• [Required work]
The data that follows is to be given again, exactly as written.

________

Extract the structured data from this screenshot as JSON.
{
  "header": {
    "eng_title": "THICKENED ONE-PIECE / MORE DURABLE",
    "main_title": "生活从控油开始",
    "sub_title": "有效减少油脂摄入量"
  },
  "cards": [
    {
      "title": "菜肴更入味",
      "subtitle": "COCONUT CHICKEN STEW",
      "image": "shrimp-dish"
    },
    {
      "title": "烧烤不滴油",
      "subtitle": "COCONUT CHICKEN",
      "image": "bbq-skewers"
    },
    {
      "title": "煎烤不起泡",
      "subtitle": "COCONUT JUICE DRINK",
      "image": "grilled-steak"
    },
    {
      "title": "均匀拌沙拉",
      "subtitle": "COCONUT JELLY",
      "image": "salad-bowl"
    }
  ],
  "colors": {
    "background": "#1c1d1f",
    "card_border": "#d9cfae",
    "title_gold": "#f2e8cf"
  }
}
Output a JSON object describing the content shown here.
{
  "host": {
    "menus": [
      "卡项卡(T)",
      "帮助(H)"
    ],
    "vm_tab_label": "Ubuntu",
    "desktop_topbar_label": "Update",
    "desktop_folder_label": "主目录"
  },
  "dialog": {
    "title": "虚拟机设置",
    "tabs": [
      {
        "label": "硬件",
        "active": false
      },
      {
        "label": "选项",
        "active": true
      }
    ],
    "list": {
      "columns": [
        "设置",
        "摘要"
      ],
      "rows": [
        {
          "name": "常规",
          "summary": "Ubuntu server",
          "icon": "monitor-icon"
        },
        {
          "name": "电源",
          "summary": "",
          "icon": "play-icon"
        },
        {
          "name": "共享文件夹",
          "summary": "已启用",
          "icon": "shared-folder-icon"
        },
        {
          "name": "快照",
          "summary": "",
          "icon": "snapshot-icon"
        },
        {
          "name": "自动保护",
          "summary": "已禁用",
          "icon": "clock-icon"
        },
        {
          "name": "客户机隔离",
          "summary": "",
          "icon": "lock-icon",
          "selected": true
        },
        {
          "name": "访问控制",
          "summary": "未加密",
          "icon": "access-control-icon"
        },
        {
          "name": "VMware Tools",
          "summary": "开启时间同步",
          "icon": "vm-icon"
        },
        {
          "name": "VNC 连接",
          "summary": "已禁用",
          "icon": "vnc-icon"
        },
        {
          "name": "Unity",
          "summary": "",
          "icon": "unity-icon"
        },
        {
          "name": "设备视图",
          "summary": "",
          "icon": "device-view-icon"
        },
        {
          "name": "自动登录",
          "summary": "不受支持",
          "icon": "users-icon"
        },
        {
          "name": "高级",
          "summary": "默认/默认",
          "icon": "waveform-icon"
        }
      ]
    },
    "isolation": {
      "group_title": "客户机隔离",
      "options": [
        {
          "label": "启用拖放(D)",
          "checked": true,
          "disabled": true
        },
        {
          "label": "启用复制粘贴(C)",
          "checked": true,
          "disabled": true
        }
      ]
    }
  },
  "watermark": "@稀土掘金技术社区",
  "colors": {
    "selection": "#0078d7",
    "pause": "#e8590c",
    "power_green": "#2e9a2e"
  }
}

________

• [Solved exercise]
Extract the structured data from this screenshot as JSON.
{
  "header": {
    "eng_title": "THICKENED ONE-PIECE / MORE DURABLE",
    "main_title": "生活从控油开始",
    "sub_title": "有效减少油脂摄入量"
  },
  "cards": [
    {
      "title": "菜肴更入味",
      "subtitle": "COCONUT CHICKEN STEW",
      "image": "shrimp-dish"
    },
    {
      "title": "烧烤不滴油",
      "subtitle": "COCONUT CHICKEN",
      "image": "bbq-skewers"
    },
    {
      "title": "煎烤不起泡",
      "subtitle": "COCONUT JUICE DRINK",
      "image": "grilled-steak"
    },
    {
      "title": "均匀拌沙拉",
      "subtitle": "COCONUT JELLY",
      "image": "salad-bowl"
    }
  ],
  "colors": {
    "background": "#1c1d1f",
    "card_border": "#d9cfae",
    "title_gold": "#f2e8cf"
  }
}
Output a JSON object describing the content shown here.
{
  "host": {
    "menus": [
      "卡项卡(T)",
      "帮助(H)"
    ],
    "vm_tab_label": "Ubuntu",
    "desktop_topbar_label": "Update",
    "desktop_folder_label": "主目录"
  },
  "dialog": {
    "title": "虚拟机设置",
    "tabs": [
      {
        "label": "硬件",
        "active": false
      },
      {
        "label": "选项",
        "active": true
      }
    ],
    "list": {
      "columns": [
        "设置",
        "摘要"
      ],
      "rows": [
        {
          "name": "常规",
          "summary": "Ubuntu server",
          "icon": "monitor-icon"
        },
        {
          "name": "电源",
          "summary": "",
          "icon": "play-icon"
        },
        {
          "name": "共享文件夹",
          "summary": "已启用",
          "icon": "shared-folder-icon"
        },
        {
          "name": "快照",
          "summary": "",
          "icon": "snapshot-icon"
        },
        {
          "name": "自动保护",
          "summary": "已禁用",
          "icon": "clock-icon"
        },
        {
          "name": "客户机隔离",
          "summary": "",
          "icon": "lock-icon",
          "selected": true
        },
        {
          "name": "访问控制",
          "summary": "未加密",
          "icon": "access-control-icon"
        },
        {
          "name": "VMware Tools",
          "summary": "开启时间同步",
          "icon": "vm-icon"
        },
        {
          "name": "VNC 连接",
          "summary": "已禁用",
          "icon": "vnc-icon"
        },
        {
          "name": "Unity",
          "summary": "",
          "icon": "unity-icon"
        },
        {
          "name": "设备视图",
          "summary": "",
          "icon": "device-view-icon"
        },
        {
          "name": "自动登录",
          "summary": "不受支持",
          "icon": "users-icon"
        },
        {
          "name": "高级",
          "summary": "默认/默认",
          "icon": "waveform-icon"
        }
      ]
    },
    "isolation": {
      "group_title": "客户机隔离",
      "options": [
        {
          "label": "启用拖放(D)",
          "checked": true,
          "disabled": true
        },
        {
          "label": "启用复制粘贴(C)",
          "checked": true,
          "disabled": true
        }
      ]
    }
  },
  "watermark": "@稀土掘金技术社区",
  "colors": {
    "selection": "#0078d7",
    "pause": "#e8590c",
    "power_green": "#2e9a2e"
  }
}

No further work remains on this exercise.